I was working many hours during my university days, in order to pay my school fees and living expenses, just like many of the others. I did not want to get into much debt, and wanted to pay off my university loan by the time I graduated. I worked very hard, and neglected my studies somewhat. I did not like what I was studying anyway. The result was this: I paid off my debt by the time I graduated, but did not get a good academic result for my education. I passed in the end, but not with a good result. You see, your rewards pay off accordingly to where you put your effort in. If I put in the effort in my studies, I would have a good grade (I am confident of my intelligence) but might end up with a debt. Earning money to pay off my university fees is a valid reason, a reason nobody can fault me. Yet it is also a fact that compared to others, I did not put in much effort for my studies. I fully deserved the mediocre grades I got.

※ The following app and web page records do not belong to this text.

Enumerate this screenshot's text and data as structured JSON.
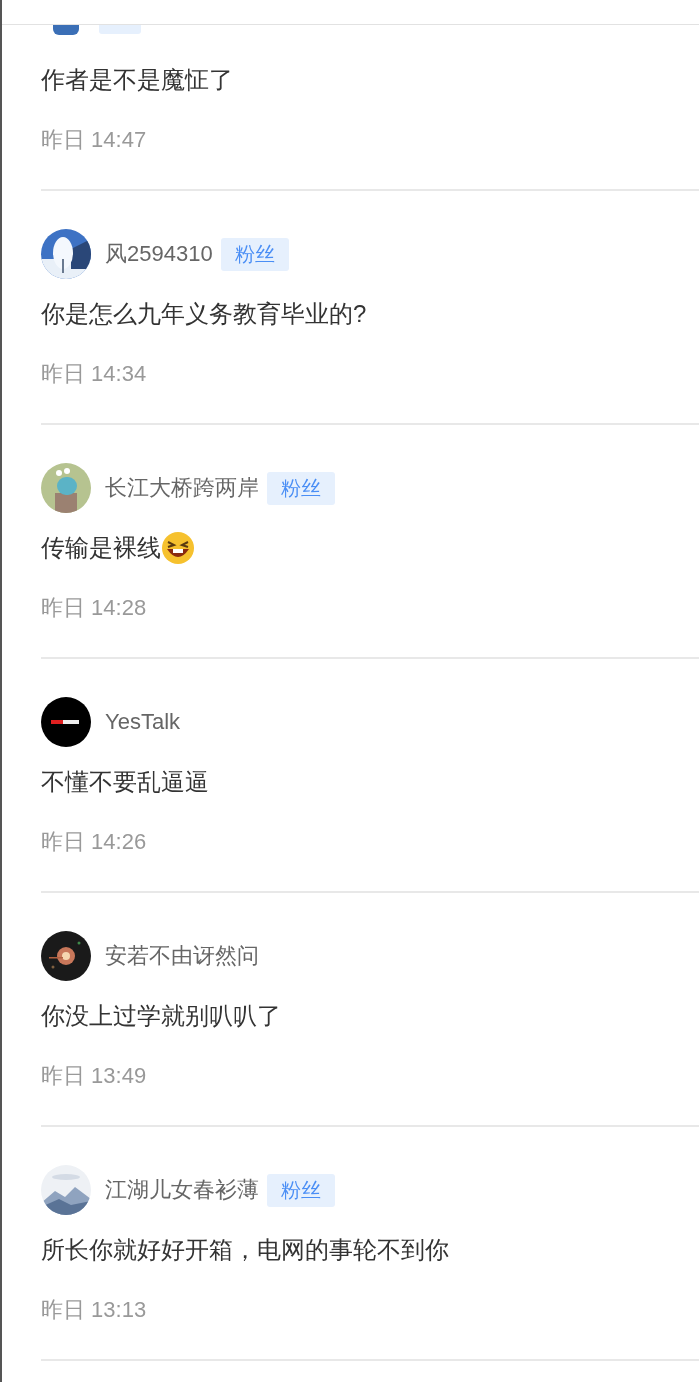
{
  "comments": [
    {
      "fan": true,
      "text": "作者是不是魔怔了",
      "time": "昨日 14:47"
    },
    {
      "name": "风2594310",
      "fan": true,
      "badge": "粉丝",
      "text": "你是怎么九年义务教育毕业的?",
      "time": "昨日 14:34"
    },
    {
      "name": "长江大桥跨两岸",
      "fan": true,
      "badge": "粉丝",
      "text": "传输是裸线",
      "emoji": true,
      "time": "昨日 14:28"
    },
    {
      "name": "YesTalk",
      "fan": false,
      "text": "不懂不要乱逼逼",
      "time": "昨日 14:26"
    },
    {
      "name": "安若不由讶然问",
      "fan": false,
      "text": "你没上过学就别叭叭了",
      "time": "昨日 13:49"
    },
    {
      "name": "江湖儿女春衫薄",
      "fan": true,
      "badge": "粉丝",
      "text": "所长你就好好开箱，电网的事轮不到你",
      "time": "昨日 13:13"
    }
  ]
}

The same applies in our adult life. Spend time on your family, and you may get a healthy happy family. Spend time upgrading your skills in your job, and you will climb up the corporate ladder. Spend time taking care of your health, and you will have a healthy body (probably). But remember, we are not aiming for the extreme. We are not going to be Elon Musk or Jeff Bezos. We are not going to be the CEO of some MNCs. We do not need to take things to the extreme.
Manage your time well. Prioritise your tasks. Have a plan. You do not need to work hard everyday. Take a break some times. Sometimes I slack off for 3 months while still doing the bare minimum to maintain my business after work. After I rested enough I work hard again. You do not need to abide by the cliché theory of improving yourself 1% every day. Take a break if you need to. Just remember to get back when you have rested. Learn to balance things. Look at things in the longer term.
You do not need to have mini results every day, or every week, or even every month. But at the end of every year, ask yourself if you have improved. It may not necessary be in terms of finances (I lose money from trading too). It can be in terms of skills, of experience, or back to the main thing, finances. As long as you improve continually, bit by bit you will be better off. If not, 20 years later, you will still only have the place to envy others.